» **Material for the task**
——————————

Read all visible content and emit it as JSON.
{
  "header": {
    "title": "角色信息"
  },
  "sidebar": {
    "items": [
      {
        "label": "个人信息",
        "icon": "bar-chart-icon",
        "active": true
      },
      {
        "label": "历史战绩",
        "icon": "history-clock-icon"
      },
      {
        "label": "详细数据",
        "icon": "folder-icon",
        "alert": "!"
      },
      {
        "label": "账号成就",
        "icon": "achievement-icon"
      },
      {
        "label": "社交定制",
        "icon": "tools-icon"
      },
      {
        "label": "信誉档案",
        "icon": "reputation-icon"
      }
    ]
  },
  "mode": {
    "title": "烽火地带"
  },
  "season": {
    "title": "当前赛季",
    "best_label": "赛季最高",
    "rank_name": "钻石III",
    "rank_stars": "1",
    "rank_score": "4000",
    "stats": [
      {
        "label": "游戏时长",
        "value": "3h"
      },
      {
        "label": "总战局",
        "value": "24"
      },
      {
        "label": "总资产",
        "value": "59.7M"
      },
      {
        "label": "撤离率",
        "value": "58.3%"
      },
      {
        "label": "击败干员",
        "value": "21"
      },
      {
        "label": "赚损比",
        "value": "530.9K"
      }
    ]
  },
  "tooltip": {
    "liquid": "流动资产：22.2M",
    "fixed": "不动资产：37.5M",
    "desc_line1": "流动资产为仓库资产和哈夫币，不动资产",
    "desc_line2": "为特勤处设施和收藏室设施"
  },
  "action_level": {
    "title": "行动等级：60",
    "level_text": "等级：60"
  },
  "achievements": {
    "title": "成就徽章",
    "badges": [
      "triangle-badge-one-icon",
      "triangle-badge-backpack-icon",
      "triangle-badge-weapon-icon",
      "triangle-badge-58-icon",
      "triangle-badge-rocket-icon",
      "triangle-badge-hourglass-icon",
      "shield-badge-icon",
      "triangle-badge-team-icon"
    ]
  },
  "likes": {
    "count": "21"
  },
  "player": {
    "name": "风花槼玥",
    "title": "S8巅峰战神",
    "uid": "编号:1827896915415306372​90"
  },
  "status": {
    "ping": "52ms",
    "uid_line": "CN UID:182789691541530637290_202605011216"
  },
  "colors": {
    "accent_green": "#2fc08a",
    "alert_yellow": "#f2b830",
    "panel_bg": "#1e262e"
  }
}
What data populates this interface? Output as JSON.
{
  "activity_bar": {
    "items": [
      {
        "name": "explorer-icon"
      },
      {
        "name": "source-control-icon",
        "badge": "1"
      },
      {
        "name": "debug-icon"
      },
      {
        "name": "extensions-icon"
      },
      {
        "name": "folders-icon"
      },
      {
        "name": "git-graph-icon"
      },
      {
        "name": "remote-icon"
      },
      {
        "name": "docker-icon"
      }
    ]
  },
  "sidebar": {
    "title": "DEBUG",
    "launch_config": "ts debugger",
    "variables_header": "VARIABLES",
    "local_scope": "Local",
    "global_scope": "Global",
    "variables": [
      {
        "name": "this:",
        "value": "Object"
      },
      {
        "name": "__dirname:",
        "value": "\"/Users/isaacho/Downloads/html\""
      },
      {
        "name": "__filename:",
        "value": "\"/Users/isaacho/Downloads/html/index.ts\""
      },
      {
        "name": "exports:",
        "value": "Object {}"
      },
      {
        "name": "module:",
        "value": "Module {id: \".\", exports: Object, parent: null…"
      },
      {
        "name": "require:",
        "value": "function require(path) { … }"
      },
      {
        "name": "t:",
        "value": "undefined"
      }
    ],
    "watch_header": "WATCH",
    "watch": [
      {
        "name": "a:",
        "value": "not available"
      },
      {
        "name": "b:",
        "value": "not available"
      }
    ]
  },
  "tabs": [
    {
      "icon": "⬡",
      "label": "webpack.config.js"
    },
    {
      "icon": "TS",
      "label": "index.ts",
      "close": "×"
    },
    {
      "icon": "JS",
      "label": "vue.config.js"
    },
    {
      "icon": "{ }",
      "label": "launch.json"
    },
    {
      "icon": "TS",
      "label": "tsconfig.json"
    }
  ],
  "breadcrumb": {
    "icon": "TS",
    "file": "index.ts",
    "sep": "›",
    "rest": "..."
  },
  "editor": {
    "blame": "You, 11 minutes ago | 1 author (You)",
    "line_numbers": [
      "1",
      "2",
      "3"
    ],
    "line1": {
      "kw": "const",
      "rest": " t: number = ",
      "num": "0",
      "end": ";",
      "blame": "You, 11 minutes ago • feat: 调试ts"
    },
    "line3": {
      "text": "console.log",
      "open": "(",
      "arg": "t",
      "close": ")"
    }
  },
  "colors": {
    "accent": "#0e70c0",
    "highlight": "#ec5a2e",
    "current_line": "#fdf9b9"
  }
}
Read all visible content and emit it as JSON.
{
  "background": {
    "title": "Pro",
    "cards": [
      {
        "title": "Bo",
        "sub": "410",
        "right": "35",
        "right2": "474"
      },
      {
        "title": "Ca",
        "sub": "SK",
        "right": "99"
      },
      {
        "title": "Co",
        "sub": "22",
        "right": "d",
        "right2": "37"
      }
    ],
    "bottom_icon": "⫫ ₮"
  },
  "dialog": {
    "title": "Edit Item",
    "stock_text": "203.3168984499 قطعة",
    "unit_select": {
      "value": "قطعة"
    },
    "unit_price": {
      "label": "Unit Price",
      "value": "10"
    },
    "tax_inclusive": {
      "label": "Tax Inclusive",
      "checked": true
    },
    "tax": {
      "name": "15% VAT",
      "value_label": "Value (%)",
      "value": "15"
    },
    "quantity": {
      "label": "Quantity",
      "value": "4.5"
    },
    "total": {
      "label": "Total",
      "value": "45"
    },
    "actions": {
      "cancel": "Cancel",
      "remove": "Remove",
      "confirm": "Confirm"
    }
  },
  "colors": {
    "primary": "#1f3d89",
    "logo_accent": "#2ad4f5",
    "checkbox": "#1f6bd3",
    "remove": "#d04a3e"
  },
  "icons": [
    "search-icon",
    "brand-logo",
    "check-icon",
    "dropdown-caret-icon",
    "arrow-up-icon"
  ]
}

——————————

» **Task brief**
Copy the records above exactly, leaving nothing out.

» **Exercise solution**
Read all visible content and emit it as JSON.
{
  "header": {
    "title": "角色信息"
  },
  "sidebar": {
    "items": [
      {
        "label": "个人信息",
        "icon": "bar-chart-icon",
        "active": true
      },
      {
        "label": "历史战绩",
        "icon": "history-clock-icon"
      },
      {
        "label": "详细数据",
        "icon": "folder-icon",
        "alert": "!"
      },
      {
        "label": "账号成就",
        "icon": "achievement-icon"
      },
      {
        "label": "社交定制",
        "icon": "tools-icon"
      },
      {
        "label": "信誉档案",
        "icon": "reputation-icon"
      }
    ]
  },
  "mode": {
    "title": "烽火地带"
  },
  "season": {
    "title": "当前赛季",
    "best_label": "赛季最高",
    "rank_name": "钻石III",
    "rank_stars": "1",
    "rank_score": "4000",
    "stats": [
      {
        "label": "游戏时长",
        "value": "3h"
      },
      {
        "label": "总战局",
        "value": "24"
      },
      {
        "label": "总资产",
        "value": "59.7M"
      },
      {
        "label": "撤离率",
        "value": "58.3%"
      },
      {
        "label": "击败干员",
        "value": "21"
      },
      {
        "label": "赚损比",
        "value": "530.9K"
      }
    ]
  },
  "tooltip": {
    "liquid": "流动资产：22.2M",
    "fixed": "不动资产：37.5M",
    "desc_line1": "流动资产为仓库资产和哈夫币，不动资产",
    "desc_line2": "为特勤处设施和收藏室设施"
  },
  "action_level": {
    "title": "行动等级：60",
    "level_text": "等级：60"
  },
  "achievements": {
    "title": "成就徽章",
    "badges": [
      "triangle-badge-one-icon",
      "triangle-badge-backpack-icon",
      "triangle-badge-weapon-icon",
      "triangle-badge-58-icon",
      "triangle-badge-rocket-icon",
      "triangle-badge-hourglass-icon",
      "shield-badge-icon",
      "triangle-badge-team-icon"
    ]
  },
  "likes": {
    "count": "21"
  },
  "player": {
    "name": "风花槼玥",
    "title": "S8巅峰战神",
    "uid": "编号:1827896915415306372​90"
  },
  "status": {
    "ping": "52ms",
    "uid_line": "CN UID:182789691541530637290_202605011216"
  },
  "colors": {
    "accent_green": "#2fc08a",
    "alert_yellow": "#f2b830",
    "panel_bg": "#1e262e"
  }
}
What data populates this interface? Output as JSON.
{
  "activity_bar": {
    "items": [
      {
        "name": "explorer-icon"
      },
      {
        "name": "source-control-icon",
        "badge": "1"
      },
      {
        "name": "debug-icon"
      },
      {
        "name": "extensions-icon"
      },
      {
        "name": "folders-icon"
      },
      {
        "name": "git-graph-icon"
      },
      {
        "name": "remote-icon"
      },
      {
        "name": "docker-icon"
      }
    ]
  },
  "sidebar": {
    "title": "DEBUG",
    "launch_config": "ts debugger",
    "variables_header": "VARIABLES",
    "local_scope": "Local",
    "global_scope": "Global",
    "variables": [
      {
        "name": "this:",
        "value": "Object"
      },
      {
        "name": "__dirname:",
        "value": "\"/Users/isaacho/Downloads/html\""
      },
      {
        "name": "__filename:",
        "value": "\"/Users/isaacho/Downloads/html/index.ts\""
      },
      {
        "name": "exports:",
        "value": "Object {}"
      },
      {
        "name": "module:",
        "value": "Module {id: \".\", exports: Object, parent: null…"
      },
      {
        "name": "require:",
        "value": "function require(path) { … }"
      },
      {
        "name": "t:",
        "value": "undefined"
      }
    ],
    "watch_header": "WATCH",
    "watch": [
      {
        "name": "a:",
        "value": "not available"
      },
      {
        "name": "b:",
        "value": "not available"
      }
    ]
  },
  "tabs": [
    {
      "icon": "⬡",
      "label": "webpack.config.js"
    },
    {
      "icon": "TS",
      "label": "index.ts",
      "close": "×"
    },
    {
      "icon": "JS",
      "label": "vue.config.js"
    },
    {
      "icon": "{ }",
      "label": "launch.json"
    },
    {
      "icon": "TS",
      "label": "tsconfig.json"
    }
  ],
  "breadcrumb": {
    "icon": "TS",
    "file": "index.ts",
    "sep": "›",
    "rest": "..."
  },
  "editor": {
    "blame": "You, 11 minutes ago | 1 author (You)",
    "line_numbers": [
      "1",
      "2",
      "3"
    ],
    "line1": {
      "kw": "const",
      "rest": " t: number = ",
      "num": "0",
      "end": ";",
      "blame": "You, 11 minutes ago • feat: 调试ts"
    },
    "line3": {
      "text": "console.log",
      "open": "(",
      "arg": "t",
      "close": ")"
    }
  },
  "colors": {
    "accent": "#0e70c0",
    "highlight": "#ec5a2e",
    "current_line": "#fdf9b9"
  }
}
Read all visible content and emit it as JSON.
{
  "background": {
    "title": "Pro",
    "cards": [
      {
        "title": "Bo",
        "sub": "410",
        "right": "35",
        "right2": "474"
      },
      {
        "title": "Ca",
        "sub": "SK",
        "right": "99"
      },
      {
        "title": "Co",
        "sub": "22",
        "right": "d",
        "right2": "37"
      }
    ],
    "bottom_icon": "⫫ ₮"
  },
  "dialog": {
    "title": "Edit Item",
    "stock_text": "203.3168984499 قطعة",
    "unit_select": {
      "value": "قطعة"
    },
    "unit_price": {
      "label": "Unit Price",
      "value": "10"
    },
    "tax_inclusive": {
      "label": "Tax Inclusive",
      "checked": true
    },
    "tax": {
      "name": "15% VAT",
      "value_label": "Value (%)",
      "value": "15"
    },
    "quantity": {
      "label": "Quantity",
      "value": "4.5"
    },
    "total": {
      "label": "Total",
      "value": "45"
    },
    "actions": {
      "cancel": "Cancel",
      "remove": "Remove",
      "confirm": "Confirm"
    }
  },
  "colors": {
    "primary": "#1f3d89",
    "logo_accent": "#2ad4f5",
    "checkbox": "#1f6bd3",
    "remove": "#d04a3e"
  },
  "icons": [
    "search-icon",
    "brand-logo",
    "check-icon",
    "dropdown-caret-icon",
    "arrow-up-icon"
  ]
}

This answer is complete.